Featured Birds: Cedar Waxwings

Cedar Waxwings have plumage so sleek it doesn’t even look like it’s made up of feathers. Those silky feathers are elegant soft browns and yellows, with just the right accents—black facial mask, brilliant dabs of red on the tips of the secondary wing feathers, and each tail feather ending in intense lemon yellow. Young Cedar Waxwings look fairly silky, but are streaked beneath and their crest a bit rounder and less elegant.

The red wingtips, which give waxwings their name, vary in number. Young, streaked birds usually lack them entirely. Adults have 2–9 red tips per wing. Males average more, but in both sexes, the number increases as birds get older. These colorful adornments probably help birds seeking a mate within a flock to identify the most experienced potential partners. Of course, the most experienced birds know to find an experienced mate, so waxwings tend to end up with pairs made up of fairly similarly aged birds. The oldest, most experienced pairs nest earlier and raise more young than younger pairs.

The yellow band at the end of the tail averages wider in males than females. In a few birds, the tail band is orange rather than yellow. This odd variation was not observed before the early 1960s, and the number of birds with orange instead of yellow has increased since then, probably as more and more birds have found and fed on introduced Morrow’s honeysuckle berries, which contain the same pigment found in those orange feathers.

Cedar Waxwings lead a double life. At times they seem lazy, moseying about in fruit trees and berry bushes, pigging out on succulent, sweet berries, swallowing them whole. Other times, they’re active flycatchers, fluttering forth from bare tree branches to snap up insects on the wing. Being so adept at getting food both ways ensures that they get enough carbohydrates and vitamins from the fruits and enough protein from the insects.

Many Cedar Waxwings spend the winter in Central America and Mexico, and they don’t return to their breeding grounds until later than many migrants, probably because they must wait until more fruit is available again.

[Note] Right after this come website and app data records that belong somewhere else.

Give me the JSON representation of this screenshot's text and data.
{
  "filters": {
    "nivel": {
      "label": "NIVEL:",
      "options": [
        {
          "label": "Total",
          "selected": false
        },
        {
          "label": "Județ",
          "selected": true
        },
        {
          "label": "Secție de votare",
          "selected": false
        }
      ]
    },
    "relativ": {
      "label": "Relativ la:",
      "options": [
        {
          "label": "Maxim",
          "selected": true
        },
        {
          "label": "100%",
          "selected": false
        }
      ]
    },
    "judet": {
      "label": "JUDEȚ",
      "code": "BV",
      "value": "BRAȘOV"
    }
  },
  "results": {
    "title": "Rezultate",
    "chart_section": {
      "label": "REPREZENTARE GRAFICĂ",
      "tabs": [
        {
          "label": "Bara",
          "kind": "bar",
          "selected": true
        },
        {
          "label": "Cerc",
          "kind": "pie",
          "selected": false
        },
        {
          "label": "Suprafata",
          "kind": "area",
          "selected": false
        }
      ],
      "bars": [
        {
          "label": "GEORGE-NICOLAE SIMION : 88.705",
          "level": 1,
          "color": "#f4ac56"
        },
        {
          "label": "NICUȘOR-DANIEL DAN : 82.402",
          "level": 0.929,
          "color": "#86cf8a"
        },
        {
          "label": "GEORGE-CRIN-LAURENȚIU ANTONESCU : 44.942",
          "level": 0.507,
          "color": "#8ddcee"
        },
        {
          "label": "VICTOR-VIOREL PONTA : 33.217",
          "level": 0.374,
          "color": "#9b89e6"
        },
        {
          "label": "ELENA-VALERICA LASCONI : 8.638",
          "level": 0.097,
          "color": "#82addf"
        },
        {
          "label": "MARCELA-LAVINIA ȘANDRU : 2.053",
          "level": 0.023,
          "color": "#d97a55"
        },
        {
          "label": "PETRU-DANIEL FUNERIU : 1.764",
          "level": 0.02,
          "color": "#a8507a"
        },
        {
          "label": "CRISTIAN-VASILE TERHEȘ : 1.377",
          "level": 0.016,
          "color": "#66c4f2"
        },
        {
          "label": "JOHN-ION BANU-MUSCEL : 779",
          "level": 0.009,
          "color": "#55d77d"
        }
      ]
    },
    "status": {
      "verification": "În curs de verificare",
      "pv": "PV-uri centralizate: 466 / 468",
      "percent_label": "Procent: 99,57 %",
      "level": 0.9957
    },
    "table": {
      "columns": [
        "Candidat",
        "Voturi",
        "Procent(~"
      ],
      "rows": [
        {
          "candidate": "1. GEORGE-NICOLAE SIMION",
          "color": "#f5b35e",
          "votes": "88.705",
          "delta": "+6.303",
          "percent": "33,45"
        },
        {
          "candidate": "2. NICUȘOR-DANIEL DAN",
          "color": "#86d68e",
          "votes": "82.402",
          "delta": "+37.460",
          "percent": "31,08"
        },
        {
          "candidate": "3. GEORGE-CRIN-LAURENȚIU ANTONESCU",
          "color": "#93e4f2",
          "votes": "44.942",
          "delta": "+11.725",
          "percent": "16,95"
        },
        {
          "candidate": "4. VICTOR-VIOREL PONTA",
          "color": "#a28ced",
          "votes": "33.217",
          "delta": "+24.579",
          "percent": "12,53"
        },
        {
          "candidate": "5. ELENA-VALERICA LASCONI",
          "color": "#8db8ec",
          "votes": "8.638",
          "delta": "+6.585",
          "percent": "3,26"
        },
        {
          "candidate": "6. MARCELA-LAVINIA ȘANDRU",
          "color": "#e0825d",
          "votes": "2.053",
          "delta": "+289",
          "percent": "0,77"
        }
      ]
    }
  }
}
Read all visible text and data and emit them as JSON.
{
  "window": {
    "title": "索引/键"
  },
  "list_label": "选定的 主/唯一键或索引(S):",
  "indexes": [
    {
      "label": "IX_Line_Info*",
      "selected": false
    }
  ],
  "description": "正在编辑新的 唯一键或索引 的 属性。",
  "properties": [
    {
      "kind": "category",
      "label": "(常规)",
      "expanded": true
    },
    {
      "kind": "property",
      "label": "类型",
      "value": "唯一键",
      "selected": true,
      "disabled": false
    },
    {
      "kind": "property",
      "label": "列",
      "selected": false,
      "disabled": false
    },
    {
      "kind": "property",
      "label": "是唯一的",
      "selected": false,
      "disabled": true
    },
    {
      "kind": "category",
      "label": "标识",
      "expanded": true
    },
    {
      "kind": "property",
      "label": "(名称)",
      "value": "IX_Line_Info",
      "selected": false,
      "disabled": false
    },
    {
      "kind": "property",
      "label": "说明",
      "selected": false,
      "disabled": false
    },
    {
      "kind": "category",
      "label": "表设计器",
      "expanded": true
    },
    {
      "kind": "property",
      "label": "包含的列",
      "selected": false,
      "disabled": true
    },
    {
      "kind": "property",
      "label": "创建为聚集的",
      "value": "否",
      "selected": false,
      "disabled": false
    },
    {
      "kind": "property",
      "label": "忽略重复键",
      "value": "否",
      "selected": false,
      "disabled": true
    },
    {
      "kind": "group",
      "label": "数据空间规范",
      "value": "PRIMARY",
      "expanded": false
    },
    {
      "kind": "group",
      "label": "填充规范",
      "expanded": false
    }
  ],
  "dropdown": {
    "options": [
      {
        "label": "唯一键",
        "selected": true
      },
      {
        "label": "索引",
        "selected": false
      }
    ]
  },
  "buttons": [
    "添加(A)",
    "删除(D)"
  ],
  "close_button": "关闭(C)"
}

Cedar Waxwings feed their nestlings a lot of fruit. This ideal diet for baby waxwings doesn’t have nearly enough protein for growing cowbirds. When a cowbird does lay its egg in a waxwing nest, the young cowbird usually dies within several days from malnutrition.

Whether chasing bugs or lazily dining on fruit, Cedar Waxwings are very sociable. Feeding flocks can include several birds or hundreds, and they seldom squabble even while eating. Unlike most flocking birds, Cedar Waxwings don’t seem very territorial, even during the nesting season. But they do steal nesting materials from one another’s nests, and so the one time they do act aggressively toward one another is in defense of their own nest.

No one knows if Cedar Waxwing pairs stay together from one year to the next, because they don’t seem to return to the same area year after year so ornithologists can track them.

After berries stop growing, the sugars in them slowly start to ferment, turning to alcohol and other toxic substances. When waxwings feed on fermented berries, they get intoxicated, becoming more uncoordinated and are slower in reacting to danger. In this state, they are often killed in collisions with windows and cars. For this reason, people who understand how vulnerable waxwings and robins are plant berry bushes away from windows and roads.